There are four basic steps to successful social listening: discovery, analysis, management and integration. We list tools that can help with each element below. Read the rest of this entry →

Can collaboration in publishing up revenue? Collab/Space forum surfaces insight

May 10, 2012 in Blog, Community, Revenue

Collaboration Sliced Fruit

Can the diverse flavors of collaboration slice up and reconstitute a fuller revenue apple?

Journalism Accelerator

The Journalism Accelerator, MediaShift’s Collaboration Central, and the Investigative Reporting Project at UC Berkeley’s School of Journalism experimented with an extended conversation last month. A discussion about collaborating in journalism started among people face-to-face at a conference, then continued online with a sharpened focus on collaboration and revenue. There’s plenty to learn from the entire thread. This post identifies several major themes that emerged, setting the stage for a greater consideration of financial costs and benefits as journalists do more collaborations.

Journalist Carrie Lozano nailed a real need in her #1 takeaway from April’s “collaboration marathon” of back-to-back conferences in Berkeley. “We need to come up with useful cost-benefit analyses of collaboration,” she wrote on Collaboration Central last week.

That work is underway. Journalists and others experienced in collaboration began to assess the costs and benefits in a conversation that started at the Collab/Space 2012 conference, then continued online here at the Journalism Accelerator. The kickoff question focused on financial pros and cons, but people brought all sorts of costs and benefits into the discussion. Here are some highlights. Read the rest of this entry →

OpenSecrets.org

October 17, 2011 in Craft, Policy, Resources

OpenSecrets.org is the nation’s premier website tracking the influence of money on U.S. politics, and how that money affects policy and citizens’ lives.
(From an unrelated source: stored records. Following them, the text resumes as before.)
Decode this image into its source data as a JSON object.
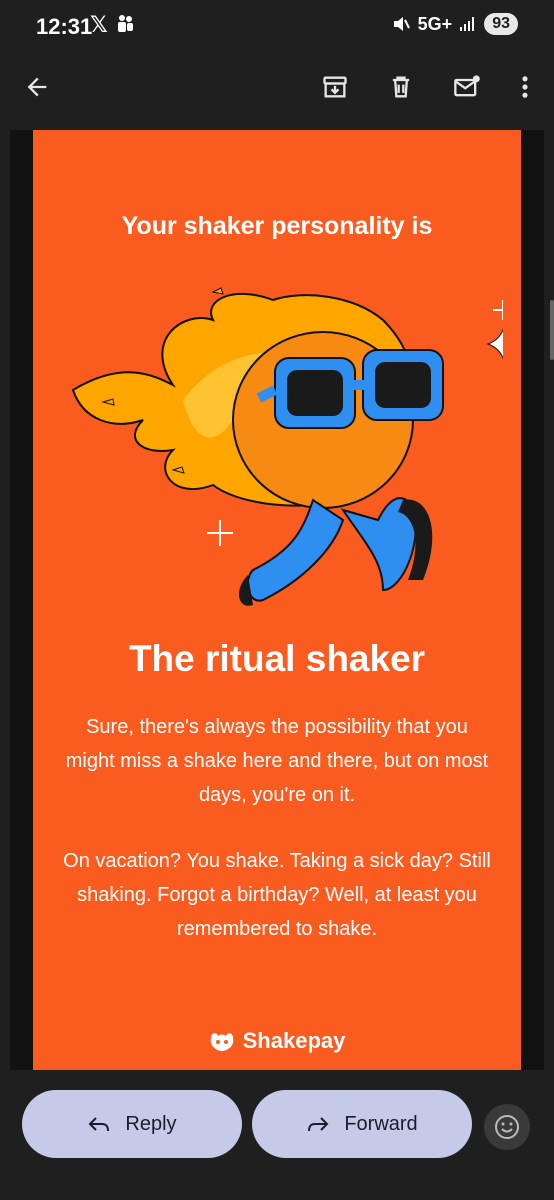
{
  "status": {
    "time": "12:31",
    "x_label": "𝕏",
    "network": "5G+",
    "battery": "93"
  },
  "appbar": {
    "icons": [
      "back-arrow-icon",
      "archive-icon",
      "trash-icon",
      "mark-unread-icon",
      "more-vert-icon"
    ]
  },
  "email": {
    "headline": "Your shaker personality is",
    "title": "The ritual shaker",
    "paragraph1": "Sure, there's always the possibility that you might miss a shake here and there, but on most days, you're on it.",
    "paragraph2": "On vacation? You shake. Taking a sick day? Still shaking. Forgot a birthday? Well, at least you remembered to shake.",
    "brand": "Shakepay",
    "colors": {
      "card": "#fa5b1e",
      "flame": "#ffa500",
      "glasses": "#2f8ff0"
    }
  },
  "actions": {
    "reply_label": "Reply",
    "forward_label": "Forward"
  }
}
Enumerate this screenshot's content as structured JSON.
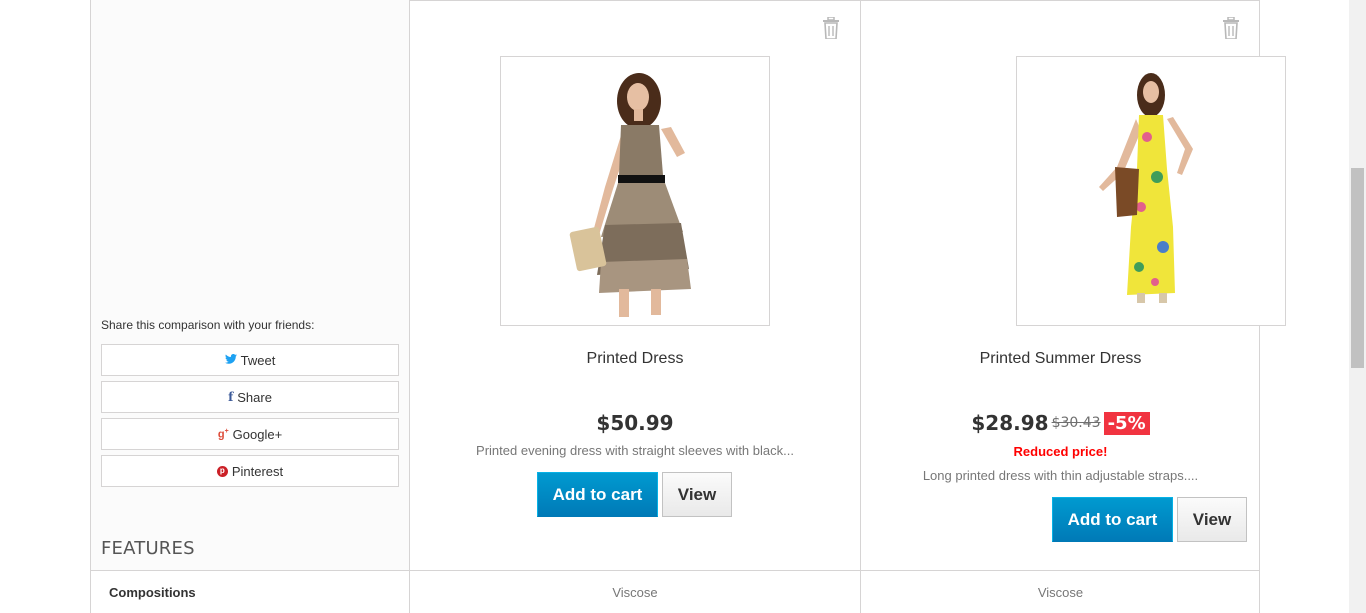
{
  "share": {
    "title": "Share this comparison with your friends:",
    "buttons": [
      {
        "label": "Tweet",
        "icon": "twitter-icon"
      },
      {
        "label": "Share",
        "icon": "facebook-icon"
      },
      {
        "label": "Google+",
        "icon": "google-plus-icon"
      },
      {
        "label": "Pinterest",
        "icon": "pinterest-icon"
      }
    ]
  },
  "features_heading": "FEATURES",
  "products": [
    {
      "name": "Printed Dress",
      "price": "$50.99",
      "description": "Printed evening dress with straight sleeves with black...",
      "add_to_cart": "Add to cart",
      "view": "View"
    },
    {
      "name": "Printed Summer Dress",
      "price": "$28.98",
      "old_price": "$30.43",
      "discount": "-5%",
      "reduced_label": "Reduced price!",
      "description": "Long printed dress with thin adjustable straps....",
      "add_to_cart": "Add to cart",
      "view": "View"
    }
  ],
  "features": [
    {
      "label": "Compositions",
      "values": [
        "Viscose",
        "Viscose"
      ]
    }
  ],
  "colors": {
    "cart_button": "#0089c4",
    "discount_badge": "#f13340",
    "reduced_price": "#ff0000"
  }
}
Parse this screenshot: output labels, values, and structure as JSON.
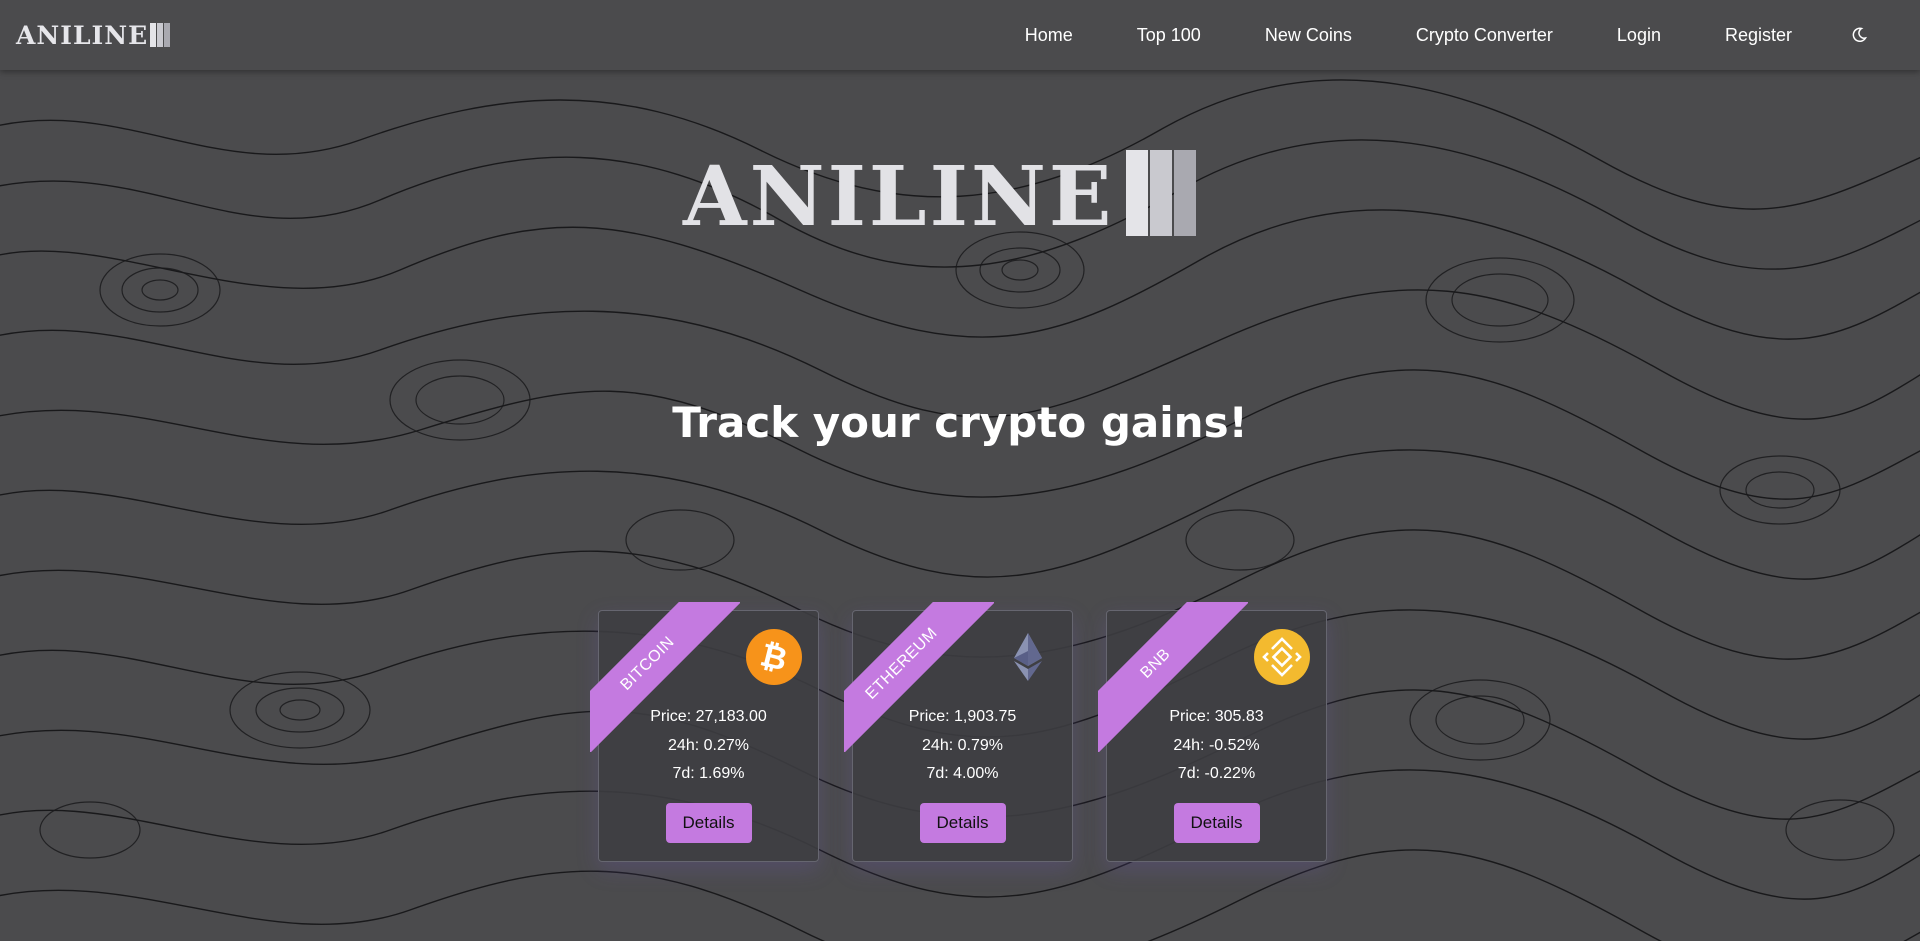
{
  "navbar": {
    "brand": "ANILINE",
    "links": [
      "Home",
      "Top 100",
      "New Coins",
      "Crypto Converter",
      "Login",
      "Register"
    ],
    "theme_toggle_icon": "moon-icon"
  },
  "hero": {
    "logo_text": "ANILINE",
    "tagline": "Track your crypto gains!"
  },
  "colors": {
    "accent": "#c47ae0",
    "background": "#4b4b4d",
    "bitcoin": "#f7931a",
    "bnb": "#f3ba2f",
    "ethereum": "#8a92b2"
  },
  "cards": [
    {
      "name": "BITCOIN",
      "icon": "bitcoin-icon",
      "price": "Price: 27,183.00",
      "change_24h": "24h: 0.27%",
      "change_7d": "7d: 1.69%",
      "button": "Details"
    },
    {
      "name": "ETHEREUM",
      "icon": "ethereum-icon",
      "price": "Price: 1,903.75",
      "change_24h": "24h: 0.79%",
      "change_7d": "7d: 4.00%",
      "button": "Details"
    },
    {
      "name": "BNB",
      "icon": "bnb-icon",
      "price": "Price: 305.83",
      "change_24h": "24h: -0.52%",
      "change_7d": "7d: -0.22%",
      "button": "Details"
    }
  ]
}
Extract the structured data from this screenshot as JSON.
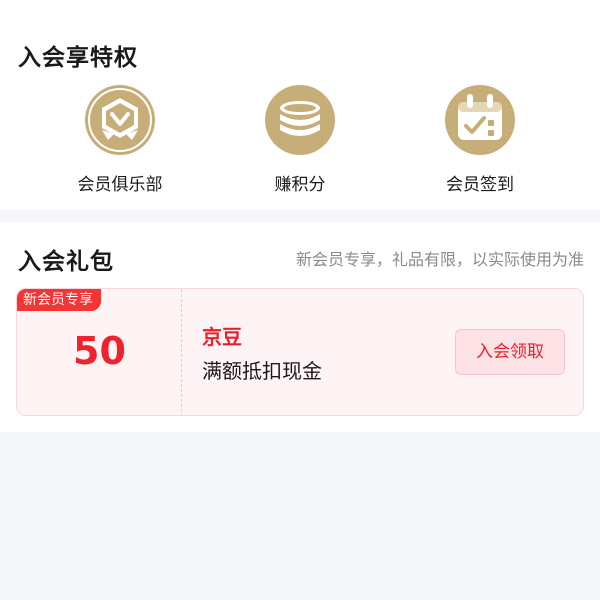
{
  "privileges": {
    "title": "入会享特权",
    "items": [
      {
        "label": "会员俱乐部",
        "icon": "member-club-badge-icon"
      },
      {
        "label": "赚积分",
        "icon": "coin-stack-icon"
      },
      {
        "label": "会员签到",
        "icon": "calendar-checkin-icon"
      }
    ]
  },
  "gift": {
    "title": "入会礼包",
    "note": "新会员专享，礼品有限，以实际使用为准",
    "coupon": {
      "badge": "新会员专享",
      "amount": "50",
      "type": "京豆",
      "desc": "满额抵扣现金",
      "button_label": "入会领取"
    }
  },
  "colors": {
    "accent_red": "#f0222e",
    "gold": "#c7ad78",
    "page_bg": "#f5f6fa"
  }
}
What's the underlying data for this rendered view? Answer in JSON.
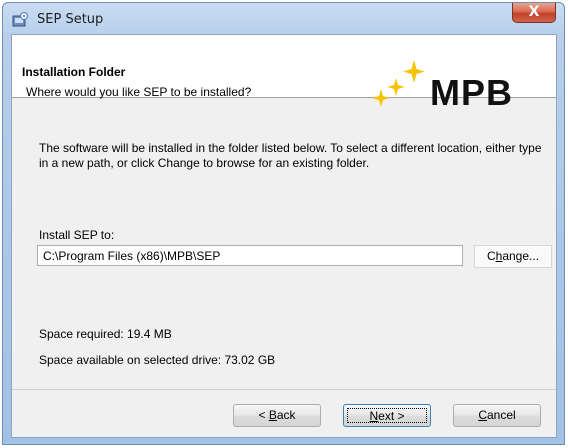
{
  "window": {
    "title": "SEP Setup",
    "close_symbol": "X"
  },
  "banner": {
    "title": "Installation Folder",
    "subtitle": "Where would you like SEP to be installed?",
    "logo_text": "MPB",
    "logo_accent_color": "#f5c400"
  },
  "body": {
    "description": "The software will be installed in the folder listed below. To select a different location, either type in a new path, or click Change to browse for an existing folder.",
    "install_label": "Install SEP to:",
    "install_path": "C:\\Program Files (x86)\\MPB\\SEP",
    "change_label_pre": "C",
    "change_label_u": "h",
    "change_label_post": "ange...",
    "space_required": "Space required: 19.4 MB",
    "space_available": "Space available on selected drive: 73.02 GB"
  },
  "buttons": {
    "back_pre": "< ",
    "back_u": "B",
    "back_post": "ack",
    "next_u": "N",
    "next_post": "ext >",
    "cancel_u": "C",
    "cancel_post": "ancel"
  }
}
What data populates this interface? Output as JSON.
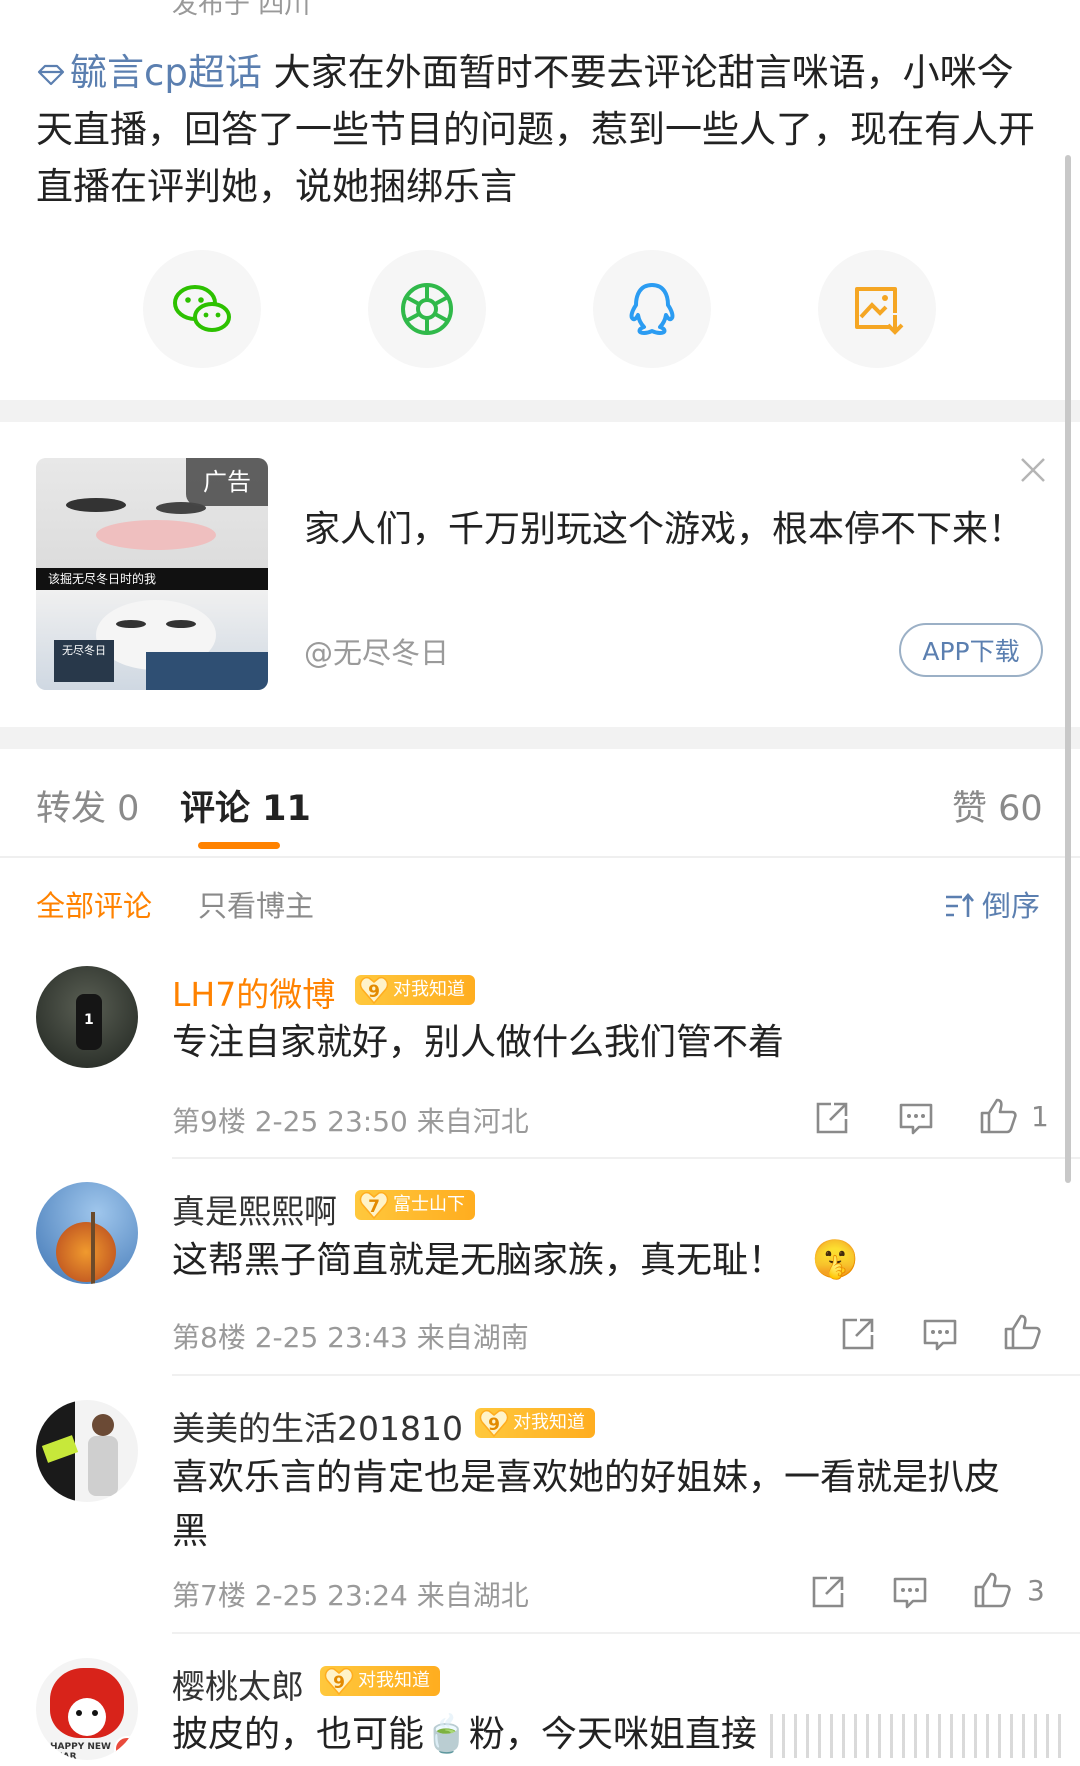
{
  "post": {
    "posted_from": "发布于 四川",
    "topic": "毓言cp超话",
    "text": " 大家在外面暂时不要去评论甜言咪语，小咪今天直播，回答了一些节目的问题，惹到一些人了，现在有人开直播在评判她，说她捆绑乐言"
  },
  "share": {
    "icons": [
      "wechat-icon",
      "moments-icon",
      "qq-icon",
      "save-image-icon"
    ],
    "colors": {
      "wechat": "#2dc100",
      "moments": "#30b94a",
      "qq": "#2b9cf2",
      "save": "#f5a623"
    }
  },
  "ad": {
    "tag": "广告",
    "title": "家人们，千万别玩这个游戏，根本停不下来！",
    "source": "@无尽冬日",
    "button": "APP下载",
    "caption": "该掘无尽冬日时的我",
    "sub_caption": "无尽冬日"
  },
  "tabs": {
    "repost": "转发 0",
    "comments": "评论 11",
    "likes": "赞 60"
  },
  "filters": {
    "all": "全部评论",
    "owner_only": "只看博主",
    "sort": "倒序"
  },
  "comments": [
    {
      "user": "LH7的微博",
      "user_color": "#ff8200",
      "badge_level": "9",
      "badge_text": "对我知道",
      "text": "专注自家就好，别人做什么我们管不着",
      "floor": "第9楼",
      "time": "2-25 23:50",
      "location": "来自河北",
      "likes": "1"
    },
    {
      "user": "真是熙熙啊",
      "user_color": "#333333",
      "badge_level": "7",
      "badge_text": "富士山下",
      "text": "这帮黑子简直就是无脑家族，真无耻！",
      "emoji": "🤫",
      "floor": "第8楼",
      "time": "2-25 23:43",
      "location": "来自湖南",
      "likes": ""
    },
    {
      "user": "美美的生活201810",
      "user_color": "#333333",
      "badge_level": "9",
      "badge_text": "对我知道",
      "text": "喜欢乐言的肯定也是喜欢她的好姐妹，一看就是扒皮黑",
      "floor": "第7楼",
      "time": "2-25 23:24",
      "location": "来自湖北",
      "likes": "3"
    },
    {
      "user": "樱桃太郎",
      "user_color": "#333333",
      "badge_level": "9",
      "badge_text": "对我知道",
      "text": "披皮的，也可能🍵粉，今天咪姐直接",
      "avatar_text": "HAPPY NEW YEAR"
    }
  ]
}
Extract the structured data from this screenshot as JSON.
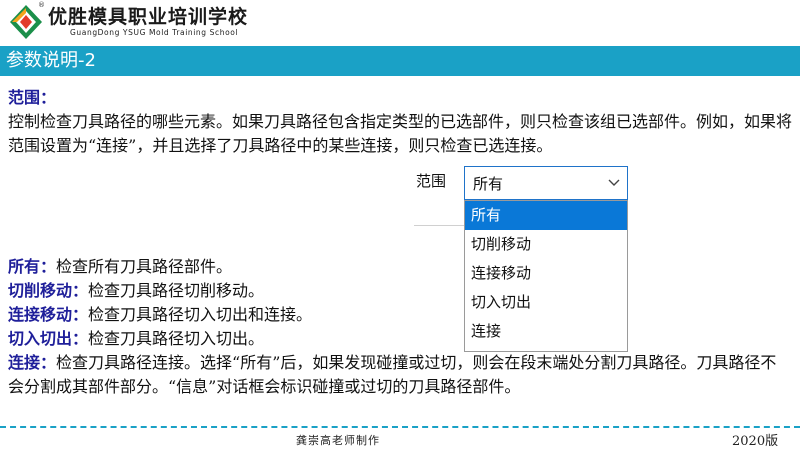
{
  "header": {
    "school_name": "优胜模具职业培训学校",
    "school_en": "GuangDong YSUG Mold Training School",
    "registered_mark": "®"
  },
  "title": "参数说明-2",
  "section": {
    "heading": "范围：",
    "description": "控制检查刀具路径的哪些元素。如果刀具路径包含指定类型的已选部件，则只检查该组已选部件。例如，如果将范围设置为“连接”，并且选择了刀具路径中的某些连接，则只检查已选连接。"
  },
  "ui": {
    "label": "范围",
    "selected": "所有",
    "options": [
      "所有",
      "切削移动",
      "连接移动",
      "切入切出",
      "连接"
    ]
  },
  "items": [
    {
      "term": "所有",
      "sep": "：",
      "text": "检查所有刀具路径部件。"
    },
    {
      "term": "切削移动",
      "sep": "：",
      "text": "检查刀具路径切削移动。"
    },
    {
      "term": "连接移动",
      "sep": "：",
      "text": "检查刀具路径切入切出和连接。"
    },
    {
      "term": "切入切出",
      "sep": "：",
      "text": "检查刀具路径切入切出。"
    },
    {
      "term": "连接",
      "sep": "：",
      "text": "检查刀具路径连接。选择“所有”后，如果发现碰撞或过切，则会在段末端处分割刀具路径。刀具路径不会分割成其部件部分。“信息”对话框会标识碰撞或过切的刀具路径部件。"
    }
  ],
  "footer": {
    "author": "龚崇高老师制作",
    "version": "2020版"
  },
  "colors": {
    "accent": "#1aa1c6",
    "keyword": "#1f1f9a",
    "selection": "#0a78d7"
  }
}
The Center for Responsive Politics launched the website following the 1996 elections. Before that time, the Center, founded in 1983 by U.S. Sens. Frank Church (D-Idaho) and Hugh Scott (R-Pa.), published its work tracking money in politics and its effect on elections and public policy in extensive reports and books. The first Open Secrets book, published in 1990, was a massive 1,300 pages and analyzed contributions by political action committees in the 1988 congressional elections. Featuring contributor profiles for every member of Congress, it was an unprecedented resource that illuminated money’s role in congressional elections and policymaking. Open Secrets also profiled the spending patterns of interest groups and major industries, and included an extensive “Big Picture” section on the patterns of PAC spending and the flow of PAC dollars to each congressional committee. The second edition of Open Secrets, published in 1992, added an analysis of large individual donations — a mammoth task that had never before been attempted.

The OpenSecrets.org website not only allowed the Center to expand its reach beyond those willing to invest in its voluminous and expensive publication, but also greatly accelerated the timing and depth of its analysis, making the Center’s research more readily available to those making decisions about candidates, policy and the influence of money. For the 1998 elections, the Center produced online contribution profiles for every federal candidate well before Election Day. For the 2000 elections, the Center unveiled several new groundbreaking features on OpenSecrets.org, including detailed contribution profiles of more than 100 industries and special interest areas, fund-raising breakdowns for federal party committees and analyses of contributions from special interests to members of specific congressional committees.

Today, the Center has expanded the information it analyzes beyond just the Federal Election Commission’s offerings on campaign finance. OpenSecrets.org has become a clearinghouse for data and analysis on multiple aspects of money in politics — the independent interest groups flooding politics with outside spendingfederal lobbying, Washington’s “revolving door”federal earmarks and the personal finances of members of Congress, the president and other officials.” Source: Opensecrets.org